A Short-Term Retrospective of First Metatarsophalangeal Joint Arthrodesis Using a Plate With PocketLock Fixation.

Journal Article

Various techniques have been described for arthrodesis of the first metatarsophalangeal (MTP) joint. The purpose of this study was to retrospectively review the results of fixation for the first MTP arthrodesis of patients treated using dome-shaped reamers to prepare the joint surfaces and a novel MTP Plate with PocketLock fixation.Between July 2012 and November 2013, 16 feet in 16 patients were treated with a first MTP arthrodesis with a MTP Plate with PocketLock fixation. The mean patient age was 58.8 years (range, 46-82 years). Physical and radiographic examinations were performed at follow-up visits. The average follow-up period was 17.3 months. The radiographs were examined for union (3 bridging cortices), time to union, hardware failure, or other radiographic complications. The charts were reviewed to assess AOFAS-MTP-IP (American Orthopaedic Foot & Ankle Society metatarsophalangeal-interphalangeal) scores and postoperative complications.Fusion was seen in 11 of 16 feet (68.8%) and partial union in 1 patient (6.3%). Five nonunions (31.2%) were noted in the sample group: All were symptomatic and required revision surgery.
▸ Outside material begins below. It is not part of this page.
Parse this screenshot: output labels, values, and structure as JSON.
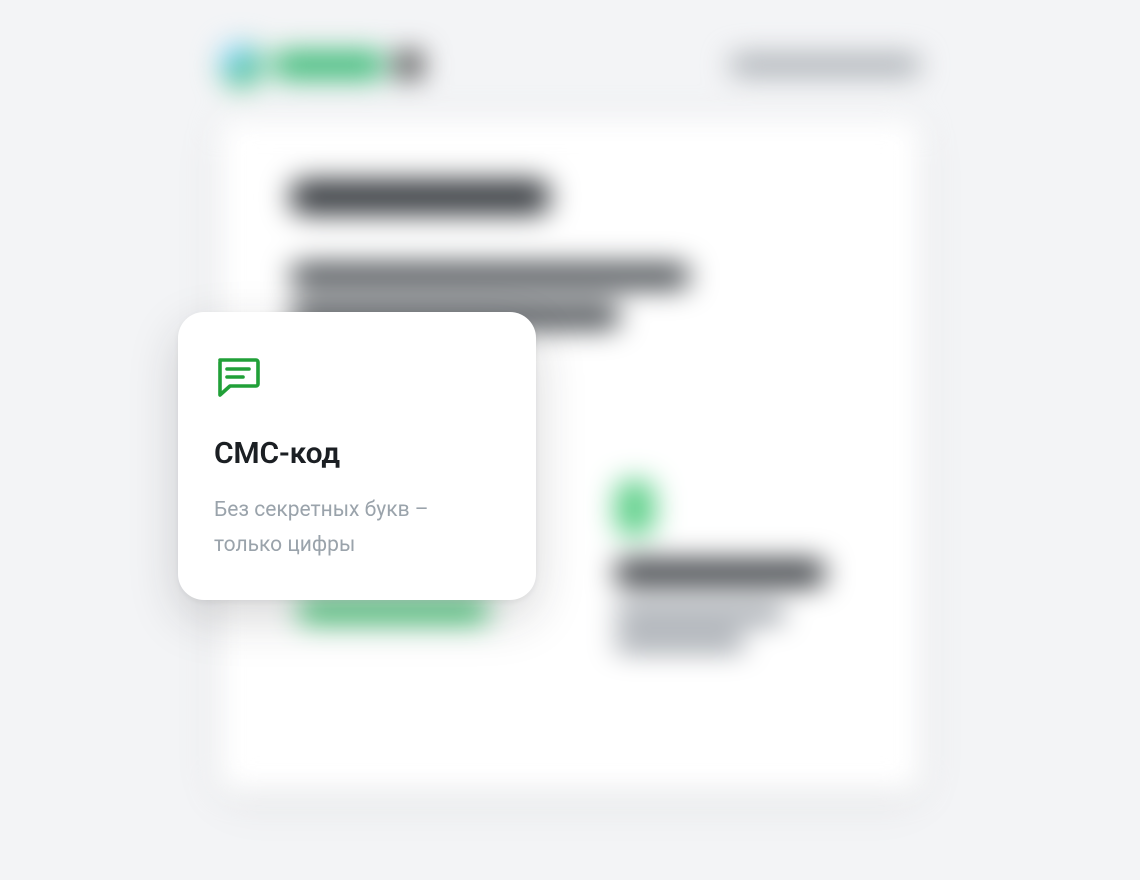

No malunions were identified in our sample. One hardware failure was documented in a nonunion patient. The mean time to osseous union was 81.7 ± 15.9 days. The preoperative AOFAS MTP-IP score was 55.6 and the postoperative score was 64.7.The high nonunion and revision surgery rates demonstrate that this particular plate should be used with caution for a first MTP joint arthrodesis.Therapeutic, Level IV: Case series.

Full Text

Duke Authors

Cited Authors

  • Gross, CE; Bei, C; Gay, T; Parekh, SG

Published Date

  • December 2015

Published In

Volume / Issue

  • 8 / 6

Start / End Page

  • 466 - 471

PubMed ID

  • 25956875

Electronic International Standard Serial Number (EISSN)

  • 1938-7636

International Standard Serial Number (ISSN)

  • 1938-6400

Digital Object Identifier (DOI)

  • 10.1177/1938640015585968

Language

  • eng